Ne prétendez pas être si sophistiqué. Vous ne trompez personne.
Now, on with the Juxtapositions!
Juxtaposition of the Day #1
Two cartoons about squirrels wouldn’t be a Juxtaposition, though two cartoons about, say, tapirs might be. Squirrel cartoons are a dime-a-dozen and you’ll find at least two in the funnies nearly every day.
But two cartoons marking the indecisive, lunatic manner in which squirrels cross the road definitely qualifies as a Juxtaposition, and particularly since Whamond and Whitehead take two approaches to presenting it as what you might call a regulatory issue.

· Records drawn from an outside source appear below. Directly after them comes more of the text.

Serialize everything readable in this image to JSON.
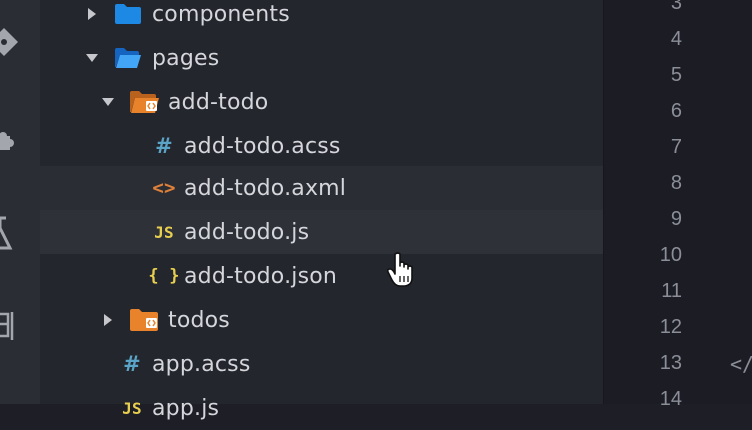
{
  "explorer": {
    "items": [
      {
        "label": "components",
        "icon": "folder-blue-icon"
      },
      {
        "label": "pages",
        "icon": "folder-open-blue-icon"
      },
      {
        "label": "add-todo",
        "icon": "folder-open-orange-icon"
      },
      {
        "label": "add-todo.acss",
        "icon": "hash-icon",
        "glyph": "#"
      },
      {
        "label": "add-todo.axml",
        "icon": "code-icon",
        "glyph": "<>"
      },
      {
        "label": "add-todo.js",
        "icon": "js-icon",
        "glyph": "JS"
      },
      {
        "label": "add-todo.json",
        "icon": "json-icon",
        "glyph": "{ }"
      },
      {
        "label": "todos",
        "icon": "folder-orange-icon"
      },
      {
        "label": "app.acss",
        "icon": "hash-icon",
        "glyph": "#"
      },
      {
        "label": "app.js",
        "icon": "js-icon",
        "glyph": "JS"
      }
    ]
  },
  "editor": {
    "line_numbers": [
      "3",
      "4",
      "5",
      "6",
      "7",
      "8",
      "9",
      "10",
      "11",
      "12",
      "13",
      "14"
    ],
    "code_fragment": "</"
  },
  "colors": {
    "folder_blue": "#1e88e5",
    "folder_orange": "#e8832b",
    "hash": "#5aa4c8",
    "js": "#e8cf50"
  }
}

Juxtaposition of the Day #2
This one is a little more tangled. Betty and Bub have been out looking at the night sky all week, so this is an extension of that arc, while it’s a new but not unprecedented topic at A&J, and a one-off reference in Watson, which doesn’t update daily.
Again, simply referencing the Moon wouldn’t create a Juxtaposition, but referencing a full moon is diffo, and Bub specifically referencing the eclipse makes that full Moon relevant throughout.

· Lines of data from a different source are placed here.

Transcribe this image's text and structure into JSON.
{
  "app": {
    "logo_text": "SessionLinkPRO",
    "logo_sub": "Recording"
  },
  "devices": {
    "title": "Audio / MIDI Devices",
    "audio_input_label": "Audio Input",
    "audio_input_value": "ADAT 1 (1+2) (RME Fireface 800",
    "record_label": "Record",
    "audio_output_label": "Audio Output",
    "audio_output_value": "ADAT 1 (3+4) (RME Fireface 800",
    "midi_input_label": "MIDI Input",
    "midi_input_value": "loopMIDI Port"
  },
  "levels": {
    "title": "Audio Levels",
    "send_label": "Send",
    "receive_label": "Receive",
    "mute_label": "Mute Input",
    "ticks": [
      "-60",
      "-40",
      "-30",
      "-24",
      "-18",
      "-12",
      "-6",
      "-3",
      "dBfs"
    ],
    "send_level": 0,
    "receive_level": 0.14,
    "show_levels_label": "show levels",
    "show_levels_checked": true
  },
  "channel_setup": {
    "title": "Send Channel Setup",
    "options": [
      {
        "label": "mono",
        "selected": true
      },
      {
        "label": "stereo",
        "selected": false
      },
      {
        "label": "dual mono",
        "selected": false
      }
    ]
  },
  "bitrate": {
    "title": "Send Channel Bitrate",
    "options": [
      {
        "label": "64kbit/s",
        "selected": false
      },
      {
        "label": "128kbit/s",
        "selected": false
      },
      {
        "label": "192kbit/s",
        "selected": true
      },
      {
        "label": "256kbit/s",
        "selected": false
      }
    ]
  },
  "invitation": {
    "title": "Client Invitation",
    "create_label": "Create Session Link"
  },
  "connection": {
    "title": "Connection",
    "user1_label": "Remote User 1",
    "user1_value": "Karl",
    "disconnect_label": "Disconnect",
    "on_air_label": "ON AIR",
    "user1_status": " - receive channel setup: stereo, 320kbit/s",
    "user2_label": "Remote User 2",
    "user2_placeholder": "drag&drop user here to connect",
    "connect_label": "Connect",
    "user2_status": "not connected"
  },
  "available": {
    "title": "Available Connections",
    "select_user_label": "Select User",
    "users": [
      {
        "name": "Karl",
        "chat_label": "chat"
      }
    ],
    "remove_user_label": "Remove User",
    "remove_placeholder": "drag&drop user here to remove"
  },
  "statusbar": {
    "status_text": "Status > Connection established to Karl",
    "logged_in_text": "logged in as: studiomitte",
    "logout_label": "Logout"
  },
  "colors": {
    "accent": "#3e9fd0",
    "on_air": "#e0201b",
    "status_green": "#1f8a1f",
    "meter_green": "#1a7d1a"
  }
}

And I agree with him that eclipses take too long, though, if they really were completed in 15 minutes, we’d space out and miss them.
As it is, that strip would have better run yesterday, since it’s highly unlikely you’ll see this in time to catch the eclipse, at least on this continent, given that, if they’re going to view it, Betty and Bub must be lying out there waiting for sunrise.
In any case, Watson makes me think there’s a whole fascinating dramatic prospect in what happens to werewolves during an eclipse. Do they partially turn back into humans? Perhaps temporarily become werefoxes?
Well, now those of us in North America have to wait a year before we can find out.
Juxtaposition of the Are You Kidding Me?
These things happen, but they don’t always present themselves on a silver platter.
This one was a little hard to miss
Finally, let’s return to pretentious language and clichéd thinking, because Pearls Before Swine (AMS) repeats a humorless Grammar Nazi complaint about ironic usage.
“I could care less!” needs, perhaps, an exclamation point to make clear (to blockheads) that it is sarcasm, and the tell in this strip is Rat’s use of “correct.”
Direct, humorless language is not “correct.” It’s just direct and humorless.
And unjustifiably snobbish.
Like those tiresome upperclass twits who assume the frequent, self-deprecating humor in country music is unintentional.